Yes, it all boils down to how much you can actually spend. Can you splurge or do you have to stick to your budget? Remember, buying an instrument is just the beginning, you still have to think of your tuition, maintenance costs and upgrades.
Models and Manufacturers
With the vast assortment of music instruments, buying one can be overwhelming. Your best bet is to research everything you can about your instrument of choice. The internet is a wonderful resource; you can read consumer product reviews and post questions on message boards of online music communities. If possible, ask the opinion of real musicians, music teachers and instructors. There are also music magazines you can peruse that have product reviews and recommendations.
Where to Go

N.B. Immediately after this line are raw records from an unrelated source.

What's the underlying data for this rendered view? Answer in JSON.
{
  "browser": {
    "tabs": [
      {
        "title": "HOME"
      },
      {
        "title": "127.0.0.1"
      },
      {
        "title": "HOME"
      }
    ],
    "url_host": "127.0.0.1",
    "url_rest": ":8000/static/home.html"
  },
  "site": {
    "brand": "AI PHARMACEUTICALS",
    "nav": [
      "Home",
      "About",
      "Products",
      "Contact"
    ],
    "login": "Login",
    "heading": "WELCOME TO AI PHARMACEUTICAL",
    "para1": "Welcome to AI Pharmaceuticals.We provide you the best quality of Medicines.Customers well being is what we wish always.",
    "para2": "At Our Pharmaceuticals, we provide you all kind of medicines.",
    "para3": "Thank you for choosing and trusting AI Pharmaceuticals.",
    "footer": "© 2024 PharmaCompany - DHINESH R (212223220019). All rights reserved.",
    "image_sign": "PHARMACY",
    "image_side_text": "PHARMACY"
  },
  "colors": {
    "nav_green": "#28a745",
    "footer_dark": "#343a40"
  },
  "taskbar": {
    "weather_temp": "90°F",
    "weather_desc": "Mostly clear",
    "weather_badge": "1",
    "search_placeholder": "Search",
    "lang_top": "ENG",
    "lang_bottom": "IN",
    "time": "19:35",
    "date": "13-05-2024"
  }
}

When I buy something, especially if it's an item I'm going to use for a long time, I try to canvass first before I buy. Go to music retail stores available in your area and compare the prices and quality of the instrument. You can also surf the net, make sure though that the online shop has a high customer satisfaction rating. Also, get insurance just in case something happens to your instrument while being transported. Consulting your local newspapers for postings is also a good bet.
Student models of string instruments, such as the violin and viola, are mostly affordable. These instruments are fairly easy to learn but initially progress can be slow. One advantage of string instruments is that it's very popular so you'll have no trouble finding a teacher or joining a group. Also, some string instruments are easier to transport and though it is prone to damage, it is cheaper to repair compared to other instruments. Non-electric string instruments are suitable for beginners.
One common advantage of wind instruments is that it is easier to carry than other instruments. Prices will vary from the affordable (ex. trumpet) to the very expensive (ex. trombone). It is fairly easy to learn and mostly inexpensive to repair. When buying a trumpet or cornet, opt for those with an unpainted finish.
Keyboard Instruments (Piano)
The piano remains one of the most popular and versatile instruments today. Obvious drawbacks of pianos are its size, which makes it hard to transport. It is also very expensive but very durable, although if damaged, repairs can be costly. The piano may be harder to learn than other instruments because it requires reading music pieces in double-stave. However, when you master it, it's well worth it.